He served as one of the local judges, as did Dr. Shyam Aravamudhan, assistant professor of nanoengineering. Three experiments were selected locally, to be submitted for final judging by the center.

Two graduate students, Richard Vestal and Adam Boseman, served as advisors for the young scientists. And Dr. Joseph Starobin was a key facilitator and advisor, as he discussed and helped clarify the link between possible options of the experimental design and related scientific background.

As Starobin reflects on his work with the students, he notes a particular discussion about physics and nanotechnology. “It was like an improvised interactive class with a positive very creative feedback. It was obvious that kids got used to this type of conversation during their routine science classes with their teacher Ms. French.”

The winner? An experiment involving what many people would refer to as “Sea-Monkeys,” but are more accurately called “brine shrimp.” One specimen of the miniscule brine shrimp will be on the shuttle, one will be a control group back on planet Earth. The experiment will look at the effect of gravity on their life cycle.

“The winners have needed help with samples,” Hall said. They needed to provide their materials to NASA for toxicology testing, so JSNN faculty showed them how to mathematically quantify measurements in microliters and make saline solution to NASA’s specification.

“When the day came to go back to JSNN (to do this), the kids were very excited,” recalls Lenny Sue French, the Mendenhall teacher leading the team. “The doctoral student and Dr. Shyam Aravamudhan led them through the measurement and the math. We left JSNN with a feeling of having just accomplished something very important.”
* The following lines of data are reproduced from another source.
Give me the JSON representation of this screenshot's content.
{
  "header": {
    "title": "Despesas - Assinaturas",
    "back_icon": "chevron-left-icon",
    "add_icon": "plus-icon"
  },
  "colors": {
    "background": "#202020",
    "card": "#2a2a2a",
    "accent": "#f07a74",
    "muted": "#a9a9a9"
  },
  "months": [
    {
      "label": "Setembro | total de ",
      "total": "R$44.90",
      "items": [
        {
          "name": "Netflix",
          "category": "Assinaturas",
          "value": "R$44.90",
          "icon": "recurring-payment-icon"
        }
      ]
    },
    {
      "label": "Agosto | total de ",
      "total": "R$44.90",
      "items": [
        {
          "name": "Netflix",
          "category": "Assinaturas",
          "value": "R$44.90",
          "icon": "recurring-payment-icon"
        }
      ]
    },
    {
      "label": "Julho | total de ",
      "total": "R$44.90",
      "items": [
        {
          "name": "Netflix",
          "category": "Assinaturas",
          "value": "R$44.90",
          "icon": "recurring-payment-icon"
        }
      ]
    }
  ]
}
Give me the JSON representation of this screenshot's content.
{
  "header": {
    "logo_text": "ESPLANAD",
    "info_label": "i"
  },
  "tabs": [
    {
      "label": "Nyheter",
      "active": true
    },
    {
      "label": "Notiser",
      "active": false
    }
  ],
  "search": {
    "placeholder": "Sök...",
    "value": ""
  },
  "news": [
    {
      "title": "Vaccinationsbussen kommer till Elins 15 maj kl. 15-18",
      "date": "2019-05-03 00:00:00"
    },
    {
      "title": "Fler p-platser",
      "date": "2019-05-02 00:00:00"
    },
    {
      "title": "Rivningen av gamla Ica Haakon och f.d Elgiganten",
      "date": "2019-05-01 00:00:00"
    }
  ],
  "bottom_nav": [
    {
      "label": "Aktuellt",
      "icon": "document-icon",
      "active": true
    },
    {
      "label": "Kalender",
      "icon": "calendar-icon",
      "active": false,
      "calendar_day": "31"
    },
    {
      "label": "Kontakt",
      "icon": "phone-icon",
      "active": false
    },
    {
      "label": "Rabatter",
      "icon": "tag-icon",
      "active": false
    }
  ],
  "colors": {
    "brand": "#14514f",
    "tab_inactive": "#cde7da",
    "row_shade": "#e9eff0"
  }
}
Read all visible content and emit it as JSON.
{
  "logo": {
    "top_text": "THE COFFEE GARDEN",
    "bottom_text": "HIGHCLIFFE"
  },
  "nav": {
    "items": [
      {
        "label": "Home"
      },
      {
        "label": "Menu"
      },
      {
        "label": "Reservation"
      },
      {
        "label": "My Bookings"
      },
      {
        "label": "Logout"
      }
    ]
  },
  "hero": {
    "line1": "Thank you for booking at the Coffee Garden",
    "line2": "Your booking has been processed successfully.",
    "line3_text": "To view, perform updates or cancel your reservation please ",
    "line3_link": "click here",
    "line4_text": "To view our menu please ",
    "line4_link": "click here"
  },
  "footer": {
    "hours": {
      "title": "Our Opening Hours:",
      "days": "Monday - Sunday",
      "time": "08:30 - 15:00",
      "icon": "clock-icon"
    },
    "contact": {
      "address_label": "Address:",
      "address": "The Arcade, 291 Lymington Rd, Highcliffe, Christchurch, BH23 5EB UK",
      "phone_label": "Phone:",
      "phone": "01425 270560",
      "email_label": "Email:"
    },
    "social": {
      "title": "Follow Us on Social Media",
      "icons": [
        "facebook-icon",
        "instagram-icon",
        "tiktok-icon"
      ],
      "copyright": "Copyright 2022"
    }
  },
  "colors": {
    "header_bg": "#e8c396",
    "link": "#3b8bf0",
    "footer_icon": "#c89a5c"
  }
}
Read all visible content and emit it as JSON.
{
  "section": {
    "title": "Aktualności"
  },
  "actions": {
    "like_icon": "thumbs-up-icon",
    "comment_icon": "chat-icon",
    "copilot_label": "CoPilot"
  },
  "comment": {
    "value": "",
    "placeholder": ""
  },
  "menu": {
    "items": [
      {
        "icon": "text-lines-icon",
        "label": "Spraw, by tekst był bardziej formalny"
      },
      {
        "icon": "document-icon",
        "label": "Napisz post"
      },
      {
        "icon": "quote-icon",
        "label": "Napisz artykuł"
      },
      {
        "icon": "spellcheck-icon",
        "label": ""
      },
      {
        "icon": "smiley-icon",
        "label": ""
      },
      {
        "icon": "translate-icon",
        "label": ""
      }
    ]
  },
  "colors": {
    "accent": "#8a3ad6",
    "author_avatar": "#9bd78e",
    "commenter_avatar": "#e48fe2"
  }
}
Nine children at Mendenhall Middle School are on that winning team.

Across America, 16 experiments were chosen – and 20,000 grade 5 through 12 students participated in the competition, says the center’s director, Jeff Goldstein.

As Goldstein said about these 20,000 students in an open letter announcing the winners, “They rose to the challenge, gently slipped on the shoes of real scientists, rolled up their sleeves, and did remarkable things. They are ALL winners.”

As the local schools’ statement on the center’s web page explains, Guilford County schools is committed to working with area universities to provide students with opportunities in science, technology, engineering and math (STEM).

JSNN is reaching out to be a part of that. And their work with these particular middle-schoolers has not ended.

“After the return of the shuttle and our experiment, the JSNN has volunteered to help us compare the ‘space born’ brine shrimp with their ‘Earth born’ brothers that we will be hatching simultaneously in a hotel room in Cocoa Beach, Florida,” French says.

The middle-schoolers have been invited to watch the launch from the same area where the family members and NASA staff will be.

Adam Boseman, a graduate student, recalls his own middle school classes, with his friends’ parents who worked in science fields coming to his school to give demonstrations. One time, he and a group were challenged to create a new invention. But that doesn’t compare to doing something with NASA, he adds.

“Nothing quite as cool as this happened when I was a middle-schooler.”

By Mike Harris
Photograph courtesy NASA